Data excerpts

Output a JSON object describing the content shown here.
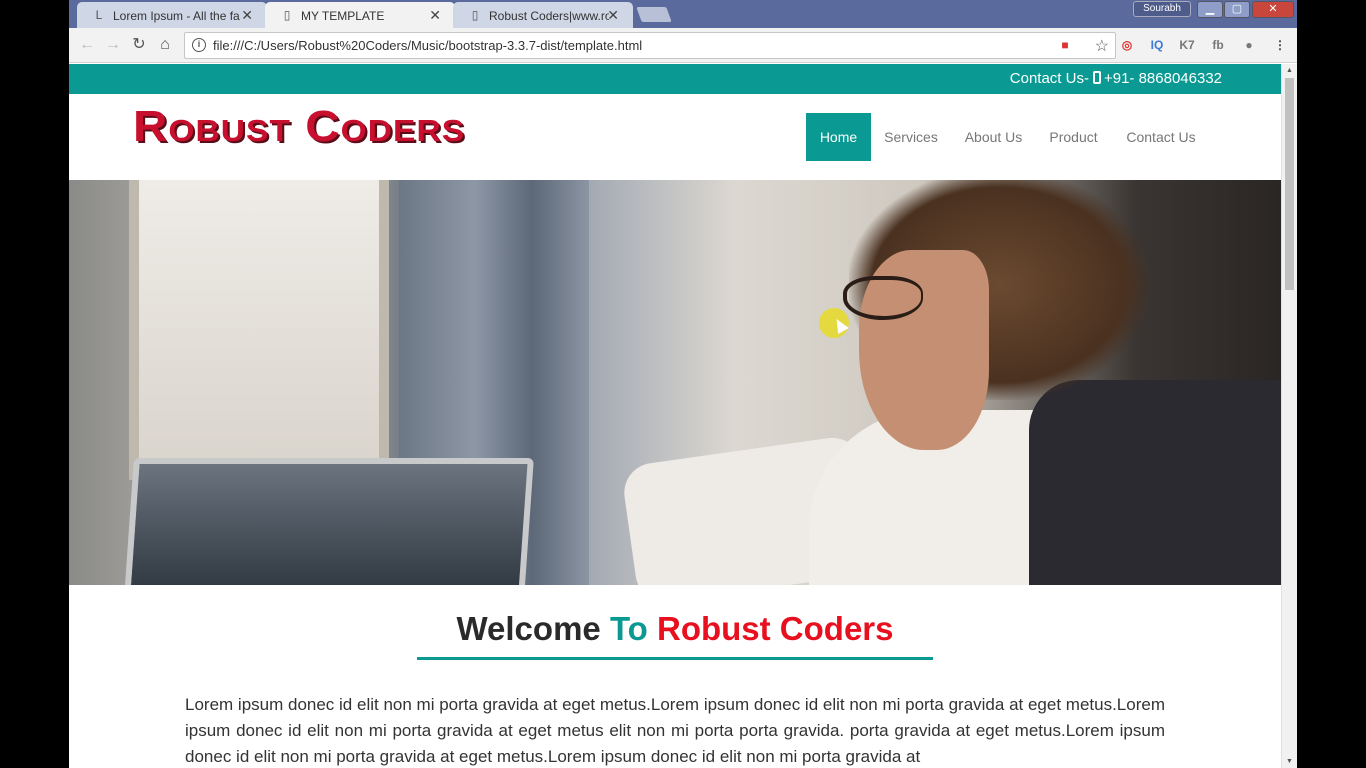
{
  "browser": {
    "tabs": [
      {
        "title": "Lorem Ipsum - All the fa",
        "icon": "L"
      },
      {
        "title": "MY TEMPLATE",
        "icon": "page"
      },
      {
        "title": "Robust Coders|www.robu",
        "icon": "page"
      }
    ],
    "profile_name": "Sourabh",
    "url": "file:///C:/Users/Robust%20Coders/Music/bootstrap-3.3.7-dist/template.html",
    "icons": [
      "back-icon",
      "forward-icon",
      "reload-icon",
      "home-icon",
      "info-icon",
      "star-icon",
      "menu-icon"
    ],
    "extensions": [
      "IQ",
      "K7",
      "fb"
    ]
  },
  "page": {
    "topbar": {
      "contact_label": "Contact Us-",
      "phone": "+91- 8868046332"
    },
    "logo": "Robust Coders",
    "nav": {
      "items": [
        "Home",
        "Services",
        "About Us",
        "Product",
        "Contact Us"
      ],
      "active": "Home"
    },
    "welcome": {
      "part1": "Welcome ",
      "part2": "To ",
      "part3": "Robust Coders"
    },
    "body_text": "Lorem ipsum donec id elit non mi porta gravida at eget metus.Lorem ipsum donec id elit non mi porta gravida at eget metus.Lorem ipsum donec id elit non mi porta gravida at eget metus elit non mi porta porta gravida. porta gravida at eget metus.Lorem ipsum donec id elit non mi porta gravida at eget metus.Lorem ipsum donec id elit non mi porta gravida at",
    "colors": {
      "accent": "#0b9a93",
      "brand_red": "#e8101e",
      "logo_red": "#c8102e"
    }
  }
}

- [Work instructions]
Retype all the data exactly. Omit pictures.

- [Response to this exercise]
Output a JSON object describing the content shown here.
{
  "browser": {
    "tabs": [
      {
        "title": "Lorem Ipsum - All the fa",
        "icon": "L"
      },
      {
        "title": "MY TEMPLATE",
        "icon": "page"
      },
      {
        "title": "Robust Coders|www.robu",
        "icon": "page"
      }
    ],
    "profile_name": "Sourabh",
    "url": "file:///C:/Users/Robust%20Coders/Music/bootstrap-3.3.7-dist/template.html",
    "icons": [
      "back-icon",
      "forward-icon",
      "reload-icon",
      "home-icon",
      "info-icon",
      "star-icon",
      "menu-icon"
    ],
    "extensions": [
      "IQ",
      "K7",
      "fb"
    ]
  },
  "page": {
    "topbar": {
      "contact_label": "Contact Us-",
      "phone": "+91- 8868046332"
    },
    "logo": "Robust Coders",
    "nav": {
      "items": [
        "Home",
        "Services",
        "About Us",
        "Product",
        "Contact Us"
      ],
      "active": "Home"
    },
    "welcome": {
      "part1": "Welcome ",
      "part2": "To ",
      "part3": "Robust Coders"
    },
    "body_text": "Lorem ipsum donec id elit non mi porta gravida at eget metus.Lorem ipsum donec id elit non mi porta gravida at eget metus.Lorem ipsum donec id elit non mi porta gravida at eget metus elit non mi porta porta gravida. porta gravida at eget metus.Lorem ipsum donec id elit non mi porta gravida at eget metus.Lorem ipsum donec id elit non mi porta gravida at",
    "colors": {
      "accent": "#0b9a93",
      "brand_red": "#e8101e",
      "logo_red": "#c8102e"
    }
  }
}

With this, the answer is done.